By Matt Burns
Windows Phone 8 is hitting Verizon (NYSE:VZ), AT&T (NYSE:T) and T-Mobile this year. But Sprint (NYSE:S) customers will have to wait until 2013. For unknown reasons, the carrier is not getting any versions of the Nokia or HTC WinPhone 8 handsets at launch.
Perhaps Sprint’s hesitance has something to do with the lackluster performance of Windows Phone 7. This is a wise move.
Wireless carriers often dump large sums of money to carry phones at launch. They want to have the hot new devices as soon as they’re available. Sometimes the stacks of cash are tall enough to net exclusives like AT&T’s Nokia 920 deal. Then, most often, the carriers launch flashy advertising campaigns to draw in the crowds. These are expensive, too. All this is done to hype a phone that might sell in high numbers.

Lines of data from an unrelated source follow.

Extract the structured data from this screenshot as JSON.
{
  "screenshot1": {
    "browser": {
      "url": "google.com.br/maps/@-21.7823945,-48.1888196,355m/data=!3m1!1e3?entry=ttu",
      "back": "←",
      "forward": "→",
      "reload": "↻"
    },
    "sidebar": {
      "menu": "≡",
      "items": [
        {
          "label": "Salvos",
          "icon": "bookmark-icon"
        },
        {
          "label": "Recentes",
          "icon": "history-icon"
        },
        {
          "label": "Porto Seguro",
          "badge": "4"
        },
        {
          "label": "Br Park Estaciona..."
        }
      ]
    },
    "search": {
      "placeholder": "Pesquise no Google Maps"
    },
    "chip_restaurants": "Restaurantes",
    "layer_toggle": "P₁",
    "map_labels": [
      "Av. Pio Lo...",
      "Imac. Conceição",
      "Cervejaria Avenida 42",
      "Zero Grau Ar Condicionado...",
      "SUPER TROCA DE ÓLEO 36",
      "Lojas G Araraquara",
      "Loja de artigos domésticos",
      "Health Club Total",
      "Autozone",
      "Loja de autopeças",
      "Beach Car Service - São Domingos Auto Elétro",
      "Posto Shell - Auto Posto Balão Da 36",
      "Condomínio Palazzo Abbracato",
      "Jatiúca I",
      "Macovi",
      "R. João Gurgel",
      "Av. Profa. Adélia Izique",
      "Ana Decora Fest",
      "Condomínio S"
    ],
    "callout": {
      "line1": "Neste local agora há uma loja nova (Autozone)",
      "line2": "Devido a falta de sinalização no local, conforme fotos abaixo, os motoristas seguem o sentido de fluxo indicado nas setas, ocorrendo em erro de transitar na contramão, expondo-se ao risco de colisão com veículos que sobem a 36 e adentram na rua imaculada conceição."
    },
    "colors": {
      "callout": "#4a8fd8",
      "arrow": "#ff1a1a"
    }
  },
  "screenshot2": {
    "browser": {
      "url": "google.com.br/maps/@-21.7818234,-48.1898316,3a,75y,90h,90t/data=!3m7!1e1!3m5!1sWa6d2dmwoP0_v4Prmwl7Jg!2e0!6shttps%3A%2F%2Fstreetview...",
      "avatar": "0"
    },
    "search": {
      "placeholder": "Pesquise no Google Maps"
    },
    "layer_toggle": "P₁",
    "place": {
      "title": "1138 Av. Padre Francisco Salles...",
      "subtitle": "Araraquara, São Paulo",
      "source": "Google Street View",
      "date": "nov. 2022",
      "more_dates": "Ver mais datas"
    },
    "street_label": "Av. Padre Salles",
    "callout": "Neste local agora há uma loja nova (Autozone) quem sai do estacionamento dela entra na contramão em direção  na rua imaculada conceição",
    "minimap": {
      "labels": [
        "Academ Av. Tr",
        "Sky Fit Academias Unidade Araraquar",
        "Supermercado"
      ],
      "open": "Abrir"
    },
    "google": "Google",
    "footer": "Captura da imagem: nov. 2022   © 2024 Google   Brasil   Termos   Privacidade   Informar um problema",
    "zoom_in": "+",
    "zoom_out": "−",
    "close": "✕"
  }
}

Last March AT&T sold the Nokia Lumia 900 exclusively. The carrier said it was its biggest launch ever. The phone wasn’t technically a flop as it met some estimates, but it wasn’t a hit either. Have you seen one in the wild? I haven’t.
Sprint hasn’t had good luck with Windows Phone. It wasn’t impressed with Microsoft’s mobile platform earlier this year. It only sold one WinPhone device: The ho-hum HTC Arive. Apparently Sprint is taking a cautious approach to Windows Phone.
Windows Phone 8 could flop. It’s not going to slow down Android’s explosive, global takeover. iOS will continue to dominate the U.S. market while commanding a good chunk overseas. And lastly, RIM, yes RIM, is set to launch BlackBerry 10 in early 2013. I agree that Windows Phone 8 is intuitive, novel and pretty damn neat, but it doesn’t have the loyal fanbase or corporate draw of BlackBerry. Windows Phone and BlackBerry will spend 2013 fighting for third place and my money is on RIM.
If you’ve been dying to jump on the Windows Phone bandwagon, you’re going to have plenty of options – but Sprint is not one of them. Stuck in the middle of a corporate buyout and running low on cash, Sprint isn’t going to risk anything on an unproven platform. That’s smart.